THE PROBLEM: Would you retype every entry that follows without altering a word?

Web page and app entries:

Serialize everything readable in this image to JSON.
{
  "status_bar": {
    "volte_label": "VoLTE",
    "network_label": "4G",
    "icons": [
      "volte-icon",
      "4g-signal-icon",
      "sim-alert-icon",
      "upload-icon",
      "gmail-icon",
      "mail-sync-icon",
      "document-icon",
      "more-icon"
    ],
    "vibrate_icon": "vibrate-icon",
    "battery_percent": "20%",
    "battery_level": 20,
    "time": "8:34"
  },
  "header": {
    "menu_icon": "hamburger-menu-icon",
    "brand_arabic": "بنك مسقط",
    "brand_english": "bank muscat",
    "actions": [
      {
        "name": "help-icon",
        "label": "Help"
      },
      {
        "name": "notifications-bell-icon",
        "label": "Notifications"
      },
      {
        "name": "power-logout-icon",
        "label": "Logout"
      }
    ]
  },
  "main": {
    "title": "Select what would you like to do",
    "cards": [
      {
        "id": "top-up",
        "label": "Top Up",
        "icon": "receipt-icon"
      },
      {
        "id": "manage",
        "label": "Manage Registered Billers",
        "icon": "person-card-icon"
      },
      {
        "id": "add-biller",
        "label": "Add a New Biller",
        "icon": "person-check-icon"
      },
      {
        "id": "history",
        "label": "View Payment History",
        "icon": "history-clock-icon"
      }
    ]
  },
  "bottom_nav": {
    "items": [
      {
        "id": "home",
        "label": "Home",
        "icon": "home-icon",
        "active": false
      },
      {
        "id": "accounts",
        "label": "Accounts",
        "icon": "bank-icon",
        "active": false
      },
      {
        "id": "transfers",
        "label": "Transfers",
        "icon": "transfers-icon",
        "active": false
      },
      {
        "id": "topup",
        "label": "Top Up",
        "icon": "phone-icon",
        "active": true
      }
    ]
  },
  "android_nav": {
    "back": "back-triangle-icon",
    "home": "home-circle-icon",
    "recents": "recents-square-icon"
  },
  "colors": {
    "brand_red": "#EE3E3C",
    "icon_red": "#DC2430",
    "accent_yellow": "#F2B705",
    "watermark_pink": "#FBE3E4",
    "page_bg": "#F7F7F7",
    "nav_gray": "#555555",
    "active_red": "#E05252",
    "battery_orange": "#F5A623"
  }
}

SOLUTION FOR THIS TASK:
Serialize everything readable in this image to JSON.
{
  "status_bar": {
    "volte_label": "VoLTE",
    "network_label": "4G",
    "icons": [
      "volte-icon",
      "4g-signal-icon",
      "sim-alert-icon",
      "upload-icon",
      "gmail-icon",
      "mail-sync-icon",
      "document-icon",
      "more-icon"
    ],
    "vibrate_icon": "vibrate-icon",
    "battery_percent": "20%",
    "battery_level": 20,
    "time": "8:34"
  },
  "header": {
    "menu_icon": "hamburger-menu-icon",
    "brand_arabic": "بنك مسقط",
    "brand_english": "bank muscat",
    "actions": [
      {
        "name": "help-icon",
        "label": "Help"
      },
      {
        "name": "notifications-bell-icon",
        "label": "Notifications"
      },
      {
        "name": "power-logout-icon",
        "label": "Logout"
      }
    ]
  },
  "main": {
    "title": "Select what would you like to do",
    "cards": [
      {
        "id": "top-up",
        "label": "Top Up",
        "icon": "receipt-icon"
      },
      {
        "id": "manage",
        "label": "Manage Registered Billers",
        "icon": "person-card-icon"
      },
      {
        "id": "add-biller",
        "label": "Add a New Biller",
        "icon": "person-check-icon"
      },
      {
        "id": "history",
        "label": "View Payment History",
        "icon": "history-clock-icon"
      }
    ]
  },
  "bottom_nav": {
    "items": [
      {
        "id": "home",
        "label": "Home",
        "icon": "home-icon",
        "active": false
      },
      {
        "id": "accounts",
        "label": "Accounts",
        "icon": "bank-icon",
        "active": false
      },
      {
        "id": "transfers",
        "label": "Transfers",
        "icon": "transfers-icon",
        "active": false
      },
      {
        "id": "topup",
        "label": "Top Up",
        "icon": "phone-icon",
        "active": true
      }
    ]
  },
  "android_nav": {
    "back": "back-triangle-icon",
    "home": "home-circle-icon",
    "recents": "recents-square-icon"
  },
  "colors": {
    "brand_red": "#EE3E3C",
    "icon_red": "#DC2430",
    "accent_yellow": "#F2B705",
    "watermark_pink": "#FBE3E4",
    "page_bg": "#F7F7F7",
    "nav_gray": "#555555",
    "active_red": "#E05252",
    "battery_orange": "#F5A623"
  }
}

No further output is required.